(Dataset rows describing interfaces)

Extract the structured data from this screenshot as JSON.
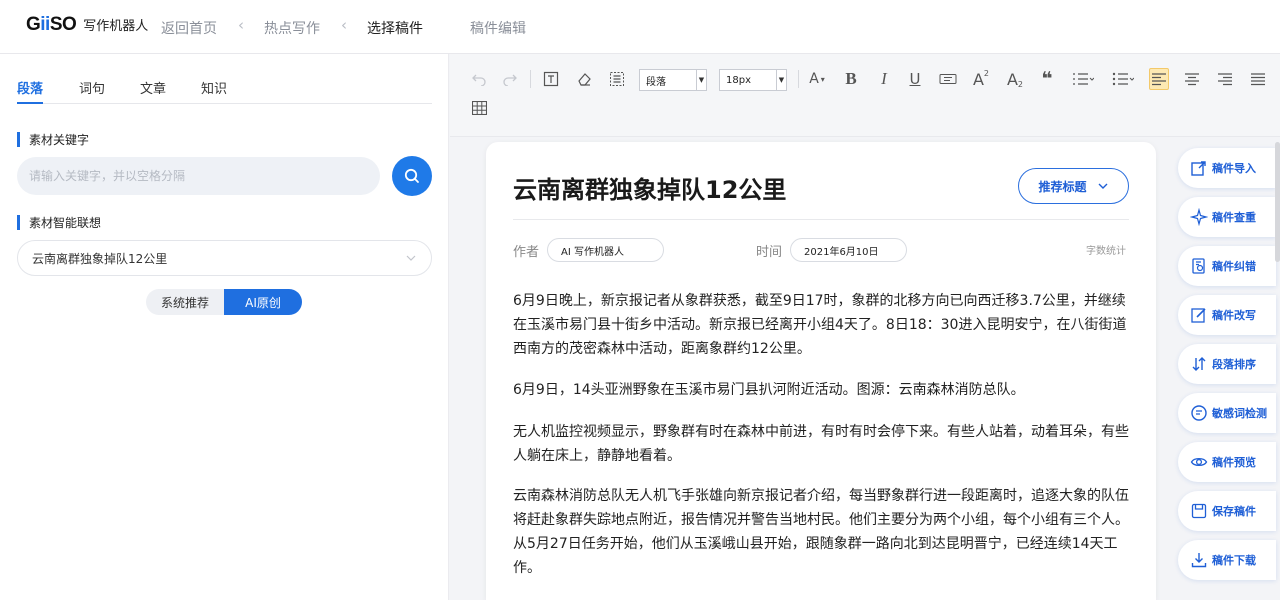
{
  "topnav": {
    "logo": {
      "part1": "G",
      "part2": "ii",
      "part3": "SO"
    },
    "logo_text": "写作机器人",
    "items": [
      "返回首页",
      "热点写作",
      "选择稿件",
      "稿件编辑"
    ]
  },
  "left": {
    "tabs": [
      "段落",
      "词句",
      "文章",
      "知识"
    ],
    "keyword_title": "素材关键字",
    "keyword_placeholder": "请输入关键字，并以空格分隔",
    "assoc_title": "素材智能联想",
    "assoc_value": "云南离群独象掉队12公里",
    "seg": {
      "system": "系统推荐",
      "ai": "AI原创"
    }
  },
  "toolbar": {
    "paragraph_select": "段落",
    "size_select": "18px"
  },
  "editor": {
    "title": "云南离群独象掉队12公里",
    "recommend_button": "推荐标题",
    "author_label": "作者",
    "author_value": "AI 写作机器人",
    "time_label": "时间",
    "time_value": "2021年6月10日",
    "wordcount_label": "字数统计",
    "paragraphs": [
      "6月9日晚上，新京报记者从象群获悉，截至9日17时，象群的北移方向已向西迁移3.7公里，并继续在玉溪市易门县十街乡中活动。新京报已经离开小组4天了。8日18：30进入昆明安宁，在八街街道西南方的茂密森林中活动，距离象群约12公里。",
      "6月9日，14头亚洲野象在玉溪市易门县扒河附近活动。图源：云南森林消防总队。",
      "无人机监控视频显示，野象群有时在森林中前进，有时有时会停下来。有些人站着，动着耳朵，有些人躺在床上，静静地看着。",
      "云南森林消防总队无人机飞手张雄向新京报记者介绍，每当野象群行进一段距离时，追逐大象的队伍将赶赴象群失踪地点附近，报告情况并警告当地村民。他们主要分为两个小组，每个小组有三个人。从5月27日任务开始，他们从玉溪峨山县开始，跟随象群一路向北到达昆明晋宁，已经连续14天工作。"
    ]
  },
  "actions": [
    {
      "label": "稿件导入",
      "icon": "import-icon"
    },
    {
      "label": "稿件查重",
      "icon": "duplicate-check-icon"
    },
    {
      "label": "稿件纠错",
      "icon": "proofread-icon"
    },
    {
      "label": "稿件改写",
      "icon": "rewrite-icon"
    },
    {
      "label": "段落排序",
      "icon": "sort-icon"
    },
    {
      "label": "敏感词检测",
      "icon": "sensitive-word-icon"
    },
    {
      "label": "稿件预览",
      "icon": "preview-icon"
    },
    {
      "label": "保存稿件",
      "icon": "save-icon"
    },
    {
      "label": "稿件下载",
      "icon": "download-icon"
    }
  ]
}
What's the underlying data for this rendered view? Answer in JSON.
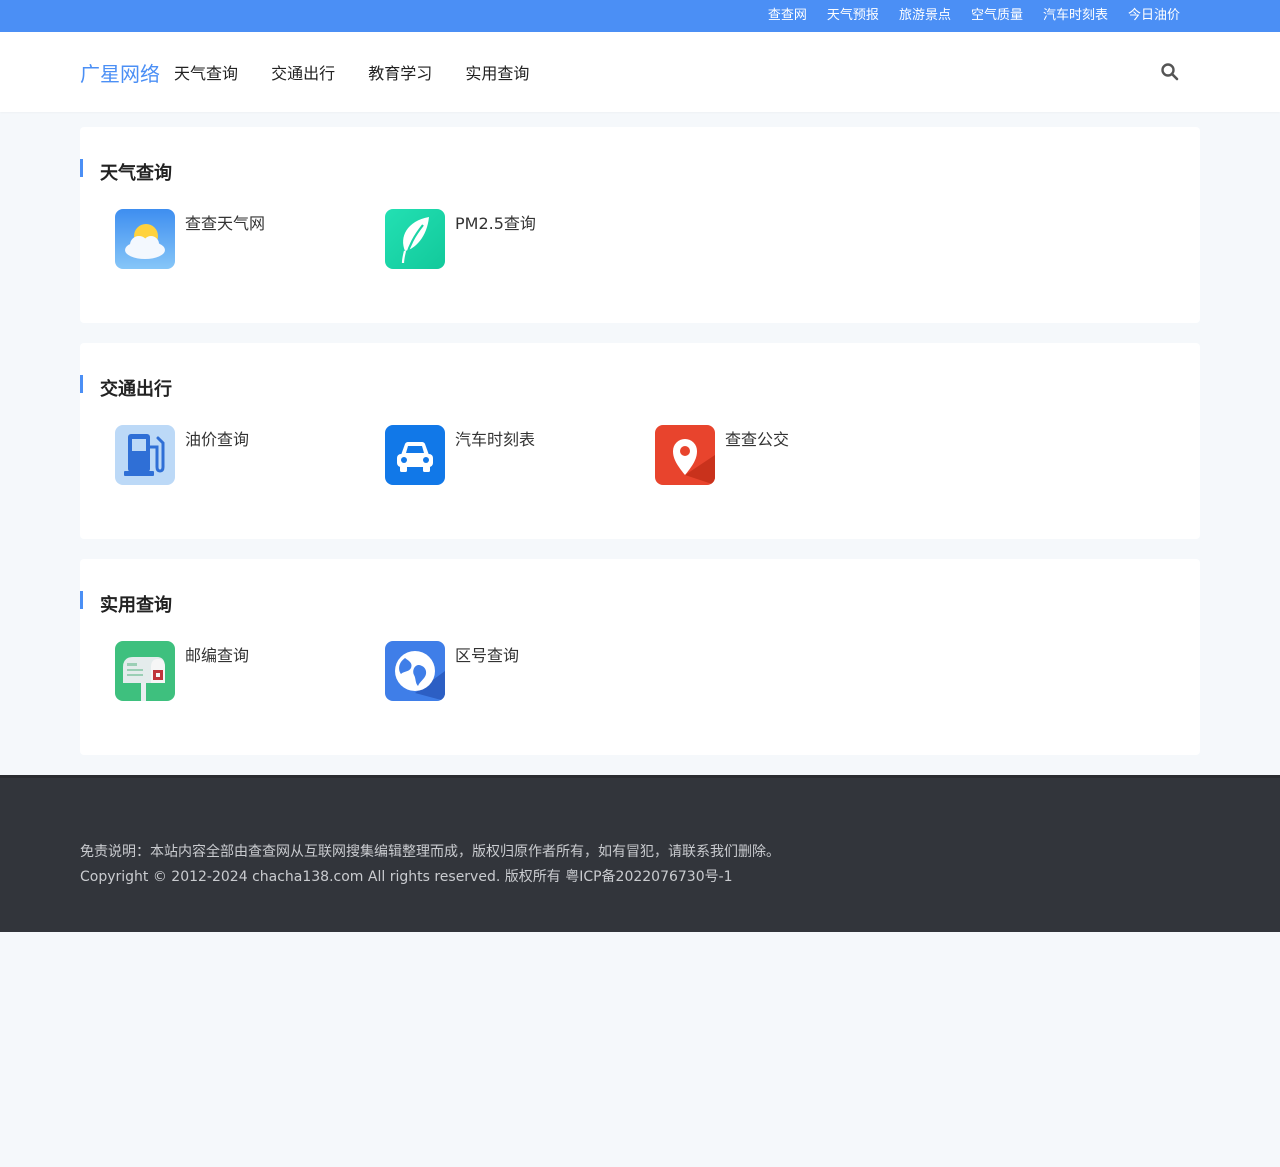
{
  "topbar": {
    "links": [
      "查查网",
      "天气预报",
      "旅游景点",
      "空气质量",
      "汽车时刻表",
      "今日油价"
    ]
  },
  "header": {
    "logo": "广星网络",
    "nav": [
      "天气查询",
      "交通出行",
      "教育学习",
      "实用查询"
    ],
    "search_icon": "search-icon"
  },
  "sections": [
    {
      "title": "天气查询",
      "items": [
        {
          "label": "查查天气网",
          "icon": "weather-sun-cloud-icon"
        },
        {
          "label": "PM2.5查询",
          "icon": "leaf-icon"
        }
      ]
    },
    {
      "title": "交通出行",
      "items": [
        {
          "label": "油价查询",
          "icon": "fuel-pump-icon"
        },
        {
          "label": "汽车时刻表",
          "icon": "car-icon"
        },
        {
          "label": "查查公交",
          "icon": "map-pin-icon"
        }
      ]
    },
    {
      "title": "实用查询",
      "items": [
        {
          "label": "邮编查询",
          "icon": "mailbox-icon"
        },
        {
          "label": "区号查询",
          "icon": "globe-icon"
        }
      ]
    }
  ],
  "footer": {
    "disclaimer": "免责说明：本站内容全部由查查网从互联网搜集编辑整理而成，版权归原作者所有，如有冒犯，请联系我们删除。",
    "copyright": "Copyright © 2012-2024 chacha138.com All rights reserved. 版权所有 粤ICP备2022076730号-1"
  },
  "colors": {
    "accent": "#4b8ff5",
    "footer_bg": "#32353b",
    "page_bg": "#f5f8fb"
  }
}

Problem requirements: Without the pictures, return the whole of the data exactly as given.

Reply:
Extract the structured data from this screenshot as JSON.
{
  "topnav": {
    "logo": {
      "part1": "G",
      "part2": "ii",
      "part3": "SO"
    },
    "logo_text": "写作机器人",
    "items": [
      "返回首页",
      "热点写作",
      "选择稿件",
      "稿件编辑"
    ]
  },
  "left": {
    "tabs": [
      "段落",
      "词句",
      "文章",
      "知识"
    ],
    "keyword_title": "素材关键字",
    "keyword_placeholder": "请输入关键字，并以空格分隔",
    "assoc_title": "素材智能联想",
    "assoc_value": "云南离群独象掉队12公里",
    "seg": {
      "system": "系统推荐",
      "ai": "AI原创"
    }
  },
  "toolbar": {
    "paragraph_select": "段落",
    "size_select": "18px"
  },
  "editor": {
    "title": "云南离群独象掉队12公里",
    "recommend_button": "推荐标题",
    "author_label": "作者",
    "author_value": "AI 写作机器人",
    "time_label": "时间",
    "time_value": "2021年6月10日",
    "wordcount_label": "字数统计",
    "paragraphs": [
      "6月9日晚上，新京报记者从象群获悉，截至9日17时，象群的北移方向已向西迁移3.7公里，并继续在玉溪市易门县十街乡中活动。新京报已经离开小组4天了。8日18：30进入昆明安宁，在八街街道西南方的茂密森林中活动，距离象群约12公里。",
      "6月9日，14头亚洲野象在玉溪市易门县扒河附近活动。图源：云南森林消防总队。",
      "无人机监控视频显示，野象群有时在森林中前进，有时有时会停下来。有些人站着，动着耳朵，有些人躺在床上，静静地看着。",
      "云南森林消防总队无人机飞手张雄向新京报记者介绍，每当野象群行进一段距离时，追逐大象的队伍将赶赴象群失踪地点附近，报告情况并警告当地村民。他们主要分为两个小组，每个小组有三个人。从5月27日任务开始，他们从玉溪峨山县开始，跟随象群一路向北到达昆明晋宁，已经连续14天工作。"
    ]
  },
  "actions": [
    {
      "label": "稿件导入",
      "icon": "import-icon"
    },
    {
      "label": "稿件查重",
      "icon": "duplicate-check-icon"
    },
    {
      "label": "稿件纠错",
      "icon": "proofread-icon"
    },
    {
      "label": "稿件改写",
      "icon": "rewrite-icon"
    },
    {
      "label": "段落排序",
      "icon": "sort-icon"
    },
    {
      "label": "敏感词检测",
      "icon": "sensitive-word-icon"
    },
    {
      "label": "稿件预览",
      "icon": "preview-icon"
    },
    {
      "label": "保存稿件",
      "icon": "save-icon"
    },
    {
      "label": "稿件下载",
      "icon": "download-icon"
    }
  ]
}
What's the underlying data for this rendered view? Answer in JSON.
{
  "topbar": {
    "links": [
      "查查网",
      "天气预报",
      "旅游景点",
      "空气质量",
      "汽车时刻表",
      "今日油价"
    ]
  },
  "header": {
    "logo": "广星网络",
    "nav": [
      "天气查询",
      "交通出行",
      "教育学习",
      "实用查询"
    ],
    "search_icon": "search-icon"
  },
  "sections": [
    {
      "title": "天气查询",
      "items": [
        {
          "label": "查查天气网",
          "icon": "weather-sun-cloud-icon"
        },
        {
          "label": "PM2.5查询",
          "icon": "leaf-icon"
        }
      ]
    },
    {
      "title": "交通出行",
      "items": [
        {
          "label": "油价查询",
          "icon": "fuel-pump-icon"
        },
        {
          "label": "汽车时刻表",
          "icon": "car-icon"
        },
        {
          "label": "查查公交",
          "icon": "map-pin-icon"
        }
      ]
    },
    {
      "title": "实用查询",
      "items": [
        {
          "label": "邮编查询",
          "icon": "mailbox-icon"
        },
        {
          "label": "区号查询",
          "icon": "globe-icon"
        }
      ]
    }
  ],
  "footer": {
    "disclaimer": "免责说明：本站内容全部由查查网从互联网搜集编辑整理而成，版权归原作者所有，如有冒犯，请联系我们删除。",
    "copyright": "Copyright © 2012-2024 chacha138.com All rights reserved. 版权所有 粤ICP备2022076730号-1"
  },
  "colors": {
    "accent": "#4b8ff5",
    "footer_bg": "#32353b",
    "page_bg": "#f5f8fb"
  }
}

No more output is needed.